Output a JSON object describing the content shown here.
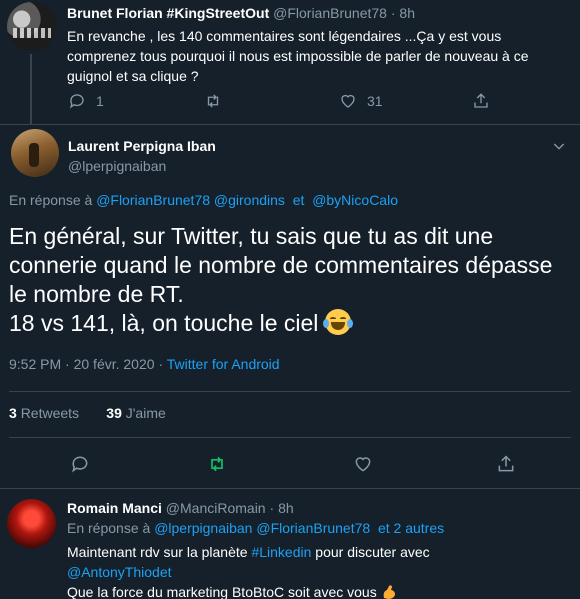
{
  "tweet_parent": {
    "name": "Brunet Florian #KingStreetOut",
    "handle": "@FlorianBrunet78",
    "time": "8h",
    "text": "En revanche , les 140 commentaires sont légendaires ...Ça y est vous comprenez tous pourquoi il nous est impossible de parler de nouveau à ce guignol et sa clique ?",
    "reply_count": "1",
    "like_count": "31"
  },
  "main_tweet": {
    "name": "Laurent Perpigna Iban",
    "handle": "@lperpignaiban",
    "replying_prefix": "En réponse à",
    "replying_to": [
      "@FlorianBrunet78",
      "@girondins",
      "@byNicoCalo"
    ],
    "replying_and": "et",
    "body_lines": [
      "En général, sur Twitter, tu sais que tu as dit une connerie quand le nombre de commentaires dépasse le nombre de RT.",
      "18 vs 141,  là, on touche le ciel"
    ],
    "time": "9:52 PM",
    "date": "20 févr. 2020",
    "separator": "·",
    "source": "Twitter for Android",
    "retweets_count": "3",
    "retweets_label": "Retweets",
    "likes_count": "39",
    "likes_label": "J'aime"
  },
  "reply_tweet": {
    "name": "Romain Manci",
    "handle": "@ManciRomain",
    "time": "8h",
    "replying_prefix": "En réponse à",
    "replying_to": [
      "@lperpignaiban",
      "@FlorianBrunet78"
    ],
    "replying_more": "et 2 autres",
    "line1_prefix": "Maintenant rdv sur la planète",
    "line1_hashtag": "#Linkedin",
    "line1_suffix": "pour discuter avec",
    "line2_mention": "@AntonyThiodet",
    "line3": "Que la force du marketing BtoBtoC soit avec vous"
  },
  "icons": {
    "reply": "reply-icon",
    "retweet": "retweet-icon",
    "like": "heart-icon",
    "share": "share-icon",
    "more": "chevron-down-icon",
    "emoji_laugh": "tears-of-joy-emoji",
    "emoji_flex": "flexed-biceps-emoji"
  },
  "colors": {
    "background": "#15202b",
    "link": "#1da1f2",
    "muted": "#8899a6",
    "retweet_active": "#17bf63",
    "divider": "#38444d"
  }
}
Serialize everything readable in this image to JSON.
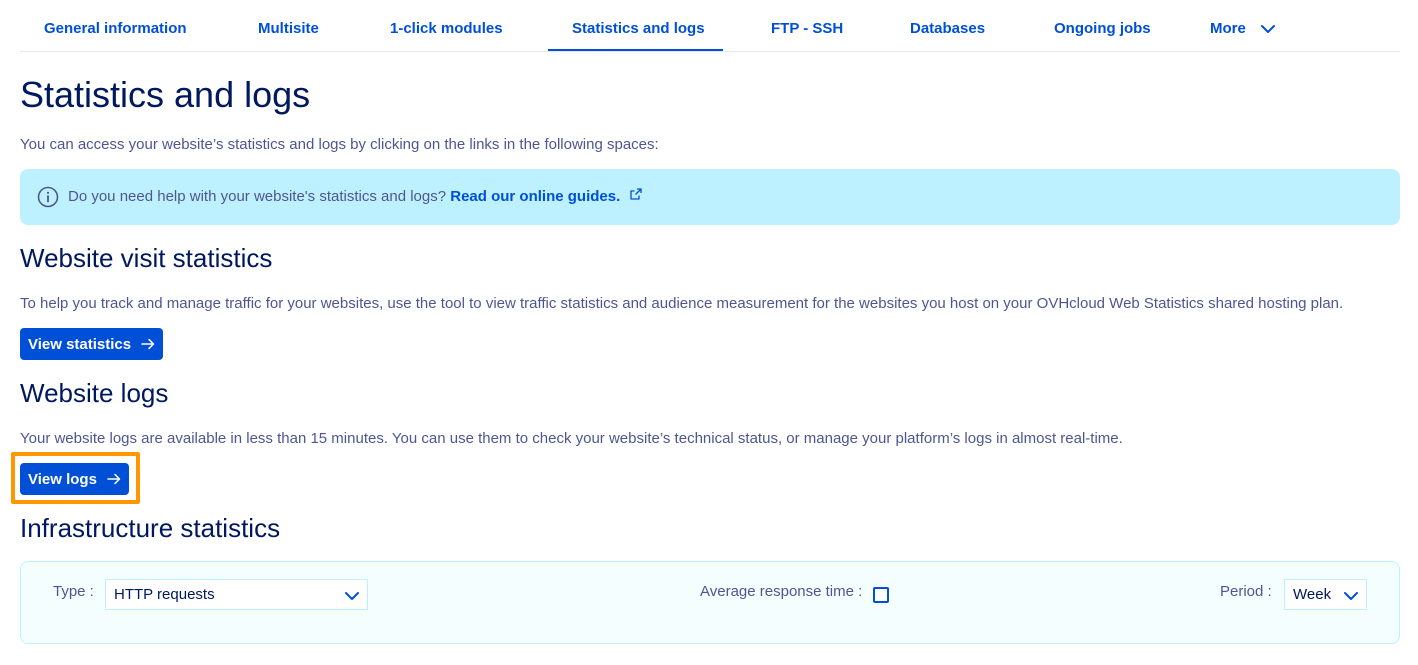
{
  "tabs": [
    {
      "label": "General information"
    },
    {
      "label": "Multisite"
    },
    {
      "label": "1-click modules"
    },
    {
      "label": "Statistics and logs",
      "active": true
    },
    {
      "label": "FTP - SSH"
    },
    {
      "label": "Databases"
    },
    {
      "label": "Ongoing jobs"
    },
    {
      "label": "More"
    }
  ],
  "page": {
    "title": "Statistics and logs",
    "intro": "You can access your website’s statistics and logs by clicking on the links in the following spaces:"
  },
  "info_banner": {
    "text": "Do you need help with your website's statistics and logs? ",
    "link_text": "Read our online guides."
  },
  "visit_stats": {
    "heading": "Website visit statistics",
    "description": "To help you track and manage traffic for your websites, use the tool to view traffic statistics and audience measurement for the websites you host on your OVHcloud Web Statistics shared hosting plan.",
    "button_label": "View statistics"
  },
  "logs": {
    "heading": "Website logs",
    "description": "Your website logs are available in less than 15 minutes. You can use them to check your website’s technical status, or manage your platform’s logs in almost real-time.",
    "button_label": "View logs"
  },
  "infra": {
    "heading": "Infrastructure statistics",
    "type_label": "Type :",
    "type_value": "HTTP requests",
    "avg_label": "Average response time :",
    "avg_checked": false,
    "period_label": "Period :",
    "period_value": "Week"
  },
  "colors": {
    "primary": "#0050d7",
    "heading": "#00185e",
    "text": "#4d5693",
    "banner_bg": "#bef1ff",
    "highlight": "#ff9800"
  },
  "icons": {
    "more_tab": "chevron-down-icon",
    "banner": "info-icon",
    "guide_link": "external-link-icon",
    "buttons": "arrow-right-icon",
    "selects": "chevron-down-icon"
  }
}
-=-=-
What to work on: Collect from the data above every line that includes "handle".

Result below:
    "handle": "@FlorianBrunet78",
    "handle": "@lperpignaiban",
    "handle": "@ManciRomain",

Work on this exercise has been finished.